Great follow up to the first, improving upon its original concept
If you haven't gotten this game, get it. Many of the flaws of the old game were fixed and what wasn't broken got a cementing and some new features to further richen the experience. It just feels like this generation's Final Fantasy VII in every way, save graphics and gameplay, the latter being better than the Playstation RPG.

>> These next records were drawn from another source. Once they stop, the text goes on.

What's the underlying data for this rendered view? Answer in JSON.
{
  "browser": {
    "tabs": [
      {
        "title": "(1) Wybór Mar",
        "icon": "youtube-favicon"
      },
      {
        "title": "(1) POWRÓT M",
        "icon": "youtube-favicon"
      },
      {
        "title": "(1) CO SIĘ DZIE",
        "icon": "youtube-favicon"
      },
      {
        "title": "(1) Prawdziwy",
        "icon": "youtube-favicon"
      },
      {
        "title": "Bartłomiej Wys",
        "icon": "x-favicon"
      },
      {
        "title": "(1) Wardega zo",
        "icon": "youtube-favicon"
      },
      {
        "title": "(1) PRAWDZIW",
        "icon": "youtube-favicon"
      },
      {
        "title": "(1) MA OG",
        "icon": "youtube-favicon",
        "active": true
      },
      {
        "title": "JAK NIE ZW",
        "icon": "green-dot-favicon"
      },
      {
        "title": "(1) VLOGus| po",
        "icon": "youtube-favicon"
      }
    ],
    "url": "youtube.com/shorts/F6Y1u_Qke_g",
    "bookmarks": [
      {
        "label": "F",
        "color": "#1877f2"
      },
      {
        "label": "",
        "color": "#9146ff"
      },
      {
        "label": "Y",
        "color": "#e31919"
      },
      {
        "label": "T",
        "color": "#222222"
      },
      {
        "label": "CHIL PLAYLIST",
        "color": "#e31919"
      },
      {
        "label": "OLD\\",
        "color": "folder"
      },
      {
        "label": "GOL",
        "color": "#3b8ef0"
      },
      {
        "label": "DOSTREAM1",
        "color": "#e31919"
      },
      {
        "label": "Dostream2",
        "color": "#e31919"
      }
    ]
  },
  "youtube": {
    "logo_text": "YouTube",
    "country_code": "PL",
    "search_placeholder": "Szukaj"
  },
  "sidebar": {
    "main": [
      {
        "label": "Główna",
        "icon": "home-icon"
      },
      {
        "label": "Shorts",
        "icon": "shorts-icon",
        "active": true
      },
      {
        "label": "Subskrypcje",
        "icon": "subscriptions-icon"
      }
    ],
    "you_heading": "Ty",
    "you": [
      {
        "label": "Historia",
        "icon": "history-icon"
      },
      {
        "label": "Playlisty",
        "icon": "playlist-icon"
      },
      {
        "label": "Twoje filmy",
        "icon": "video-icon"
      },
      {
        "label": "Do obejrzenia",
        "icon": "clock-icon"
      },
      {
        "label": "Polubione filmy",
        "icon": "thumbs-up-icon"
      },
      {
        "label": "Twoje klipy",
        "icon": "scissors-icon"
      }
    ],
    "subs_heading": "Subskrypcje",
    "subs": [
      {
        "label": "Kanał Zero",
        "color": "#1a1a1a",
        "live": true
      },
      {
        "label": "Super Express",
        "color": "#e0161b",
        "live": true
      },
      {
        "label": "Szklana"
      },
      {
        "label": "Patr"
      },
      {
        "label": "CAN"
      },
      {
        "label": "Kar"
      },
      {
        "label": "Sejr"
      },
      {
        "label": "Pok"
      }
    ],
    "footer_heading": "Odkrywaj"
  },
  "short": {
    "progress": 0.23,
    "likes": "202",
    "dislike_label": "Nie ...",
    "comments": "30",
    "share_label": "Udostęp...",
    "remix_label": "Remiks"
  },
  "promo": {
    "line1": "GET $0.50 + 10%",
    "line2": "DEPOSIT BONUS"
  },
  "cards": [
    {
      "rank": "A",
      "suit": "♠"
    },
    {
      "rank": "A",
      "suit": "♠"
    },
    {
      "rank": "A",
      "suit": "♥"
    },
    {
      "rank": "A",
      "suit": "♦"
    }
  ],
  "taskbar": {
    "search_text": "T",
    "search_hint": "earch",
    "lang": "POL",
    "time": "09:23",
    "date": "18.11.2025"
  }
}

One of the most noticeable parts of the game is the gameplay. Like most Square Enix games, you'll embark on a perilous quest to in the end save the world. Along the way recruit new characters (automatically, sad to say) and watch them grow and develop before you. However, this game is a little more about game than story. You'll battle in real time without a special little area secluded just for battle as in so many RPG's before it (including this game's prequel). It includes most of the remains of the last game's system, including the greatly integrated abilities and menus (yes, menus). However, almost nothing from the last game is carried over except select skills. The summons you knew before work more like the limits I'll explain later. Although this is a nice new feature, it's sad to see that so little summons and you'll probably hate Stitch and Chicken Little. The magic also gets a sad overhaul, destroying the earlier spells from before. While the spells sound good on paper, they do very little. Plus if ever the time comes that you run out of magic, it regenerates automatically instead of with hits, letting you cast as many spells as possible without having to earn it really. In fact, the spells are more supplementary than integral to the battles.
However, the rest is pretty well pulled off. You still bash away at the Heartless (and Nobodies this time around), but there's a bit more strategy thanks to the reaction commands. Coincidentally, this new system feels much like Resident Evil 4's similar system, the only difference being that you only use ▲ and that there's a lot more variety. They can be as simple and rudimentary as Reversal (sliding around to the Dusk's backside) to difficult and highly involved (like the ones in the final boss fight). Along with this is the new limit command carried over from the parent series Final Fantasy. It sucks up your magic for a devastating attack that requires the use of a partner in your party. It's pretty well implemented, except for the Limit Gauge that doesn't really do anything but clutter up the screen. You can also use something called Drive Form in which you exchange a party member (always Donald and/or Goofy). Fortunately, this feature is well implemented unlike the magic. The game will customize itself to whatever form you use the most. So if you're a slick shooter (Wisdom) or a crazy button masher (particularly Valor), there's something here for you. Gummi ships this time around feel a bit more intergrated into the whole game. They're still not at the level of not feeling like a side note, but the missions this time are like a cute Star Fox. You can create your own ship (but don't, it's cumbersome and confusing) and unlock new missions and ships. The game can also be played in first person, but don't bother. The fact that you can't see your Keyblade is a bit of an oddity, the constant spins in battle seem disorienting and you can't lock on while in this mode. However, despite how all this wraps up majestically, it doesn't make for a long game. In fact, it seems like you're sprinting from cutscene to cutscene.
The graphics are a vivid change from the dark and grim games making up the populous of the game world. Each world is a great cavalcade of color, like a Mario game with a boost of Disney. However, the graphics sometimes seem PS1-era flat (like when the camera zooms in on Axel when you first fight him) and the sprited mouth movements don't line up with the words and will continue to speak in between the gaps of words and sentences.
The music in this game is on par with Final Fantasy, Fire Emblem, Dragon Warrior and other RPG's. It features carefully orchestrated pieces of delight. The voice acting is also pretty good, although while some voices are the best in this industry (Leon, all Disney characters), some of them suck because of the acting (Cid) or the voice of the person (Aerith's emotionless performance in particular). All in all, the music is OK but the voice acting is where it excels.
But what Square Enix game wouldn't be complete without a tear jerking story? Fortunately, Kingdom Hearts II up the ante in story. If you haven't played the first 2 games, then don't worry. The game's intro and prologue will bring you up to speed (and 1 mile faster). The story itself is much more complex with many more plot twists. It also feels much darker due to the main villain. Whereas this game's villain is a group of brooding cloaked superfreaks longing for true existence, the original's was a Disney villain (albeit an evil one) and then, briefly, an evil doppelgänger/Heartless creator. And just like I said before, it has a Final Fantasy VII feel to it. Evil villain you pity and transforms into a biblical sized leviathan? Check! Death of a character that moves you to the point of tears? Check! Complex side story about revenge? Check!
If you're looking for a good game to last some good amount of time, look past the kiddy Disney layer that was slightly peeled away and get Kingdom Hearts II.